▶ **What the exercise asks**:
Below are records. Find each line in them that holds the word "title" and copy it.

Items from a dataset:
+++++

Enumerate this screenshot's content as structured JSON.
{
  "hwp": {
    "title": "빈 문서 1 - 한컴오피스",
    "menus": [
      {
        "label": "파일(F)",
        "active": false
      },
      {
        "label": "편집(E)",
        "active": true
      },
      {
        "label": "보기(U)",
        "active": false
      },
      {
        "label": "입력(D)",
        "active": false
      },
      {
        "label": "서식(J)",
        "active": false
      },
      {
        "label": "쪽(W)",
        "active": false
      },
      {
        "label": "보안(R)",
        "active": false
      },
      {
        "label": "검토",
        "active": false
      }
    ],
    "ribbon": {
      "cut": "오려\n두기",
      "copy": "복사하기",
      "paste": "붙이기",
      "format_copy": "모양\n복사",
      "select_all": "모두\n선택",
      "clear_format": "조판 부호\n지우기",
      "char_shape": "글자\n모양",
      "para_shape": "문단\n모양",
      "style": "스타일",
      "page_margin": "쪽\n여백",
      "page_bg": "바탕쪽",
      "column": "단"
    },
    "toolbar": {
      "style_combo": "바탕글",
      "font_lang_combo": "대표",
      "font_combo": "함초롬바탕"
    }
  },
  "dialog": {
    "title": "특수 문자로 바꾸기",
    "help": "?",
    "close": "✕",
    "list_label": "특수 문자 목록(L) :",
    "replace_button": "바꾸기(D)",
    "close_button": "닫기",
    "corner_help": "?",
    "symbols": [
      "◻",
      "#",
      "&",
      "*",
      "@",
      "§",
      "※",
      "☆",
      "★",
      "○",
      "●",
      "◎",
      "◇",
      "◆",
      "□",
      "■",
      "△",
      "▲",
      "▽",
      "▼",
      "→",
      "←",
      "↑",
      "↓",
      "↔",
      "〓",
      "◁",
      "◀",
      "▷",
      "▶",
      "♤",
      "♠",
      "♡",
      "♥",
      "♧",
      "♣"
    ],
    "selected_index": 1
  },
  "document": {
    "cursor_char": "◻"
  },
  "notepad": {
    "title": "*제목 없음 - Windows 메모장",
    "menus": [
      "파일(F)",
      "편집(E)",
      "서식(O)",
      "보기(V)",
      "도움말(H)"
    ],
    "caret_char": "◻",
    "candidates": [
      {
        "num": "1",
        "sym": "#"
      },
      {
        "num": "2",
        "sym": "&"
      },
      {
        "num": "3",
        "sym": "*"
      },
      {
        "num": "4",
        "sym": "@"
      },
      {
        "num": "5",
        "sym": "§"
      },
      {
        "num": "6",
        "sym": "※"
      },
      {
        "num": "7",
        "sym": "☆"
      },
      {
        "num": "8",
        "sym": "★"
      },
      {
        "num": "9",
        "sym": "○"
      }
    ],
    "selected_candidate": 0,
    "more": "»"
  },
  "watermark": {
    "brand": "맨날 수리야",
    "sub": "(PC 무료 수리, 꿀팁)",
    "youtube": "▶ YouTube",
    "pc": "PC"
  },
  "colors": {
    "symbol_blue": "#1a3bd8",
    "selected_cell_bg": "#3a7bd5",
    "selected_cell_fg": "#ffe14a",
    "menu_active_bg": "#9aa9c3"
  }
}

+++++

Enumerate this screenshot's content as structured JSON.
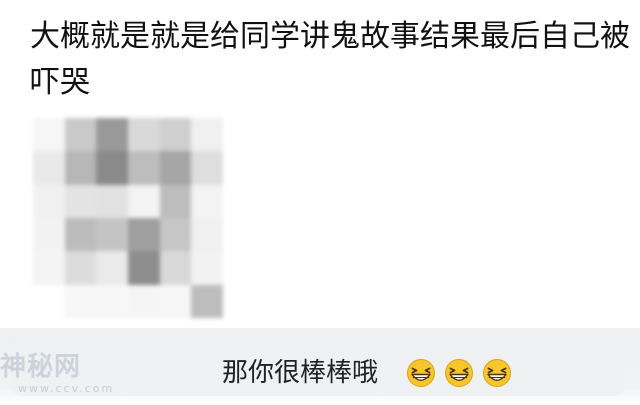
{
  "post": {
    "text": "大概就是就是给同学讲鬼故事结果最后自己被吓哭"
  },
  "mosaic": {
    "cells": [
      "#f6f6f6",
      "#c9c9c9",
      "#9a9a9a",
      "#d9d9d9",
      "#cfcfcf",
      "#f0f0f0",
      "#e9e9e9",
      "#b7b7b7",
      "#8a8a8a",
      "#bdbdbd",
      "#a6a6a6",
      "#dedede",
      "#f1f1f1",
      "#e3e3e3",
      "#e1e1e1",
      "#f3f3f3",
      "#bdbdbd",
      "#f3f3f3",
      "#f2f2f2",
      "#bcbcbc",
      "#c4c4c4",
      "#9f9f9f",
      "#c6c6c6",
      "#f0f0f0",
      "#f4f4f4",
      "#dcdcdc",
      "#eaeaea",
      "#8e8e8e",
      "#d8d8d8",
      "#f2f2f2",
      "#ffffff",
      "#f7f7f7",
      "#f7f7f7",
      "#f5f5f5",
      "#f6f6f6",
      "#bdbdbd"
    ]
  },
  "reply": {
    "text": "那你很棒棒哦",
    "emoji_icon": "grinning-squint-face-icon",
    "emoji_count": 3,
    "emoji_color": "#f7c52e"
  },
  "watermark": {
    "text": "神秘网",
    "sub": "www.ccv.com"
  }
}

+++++

▶ **Written response**:
    "title": "빈 문서 1 - 한컴오피스",
    "title": "특수 문자로 바꾸기",
    "title": "*제목 없음 - Windows 메모장",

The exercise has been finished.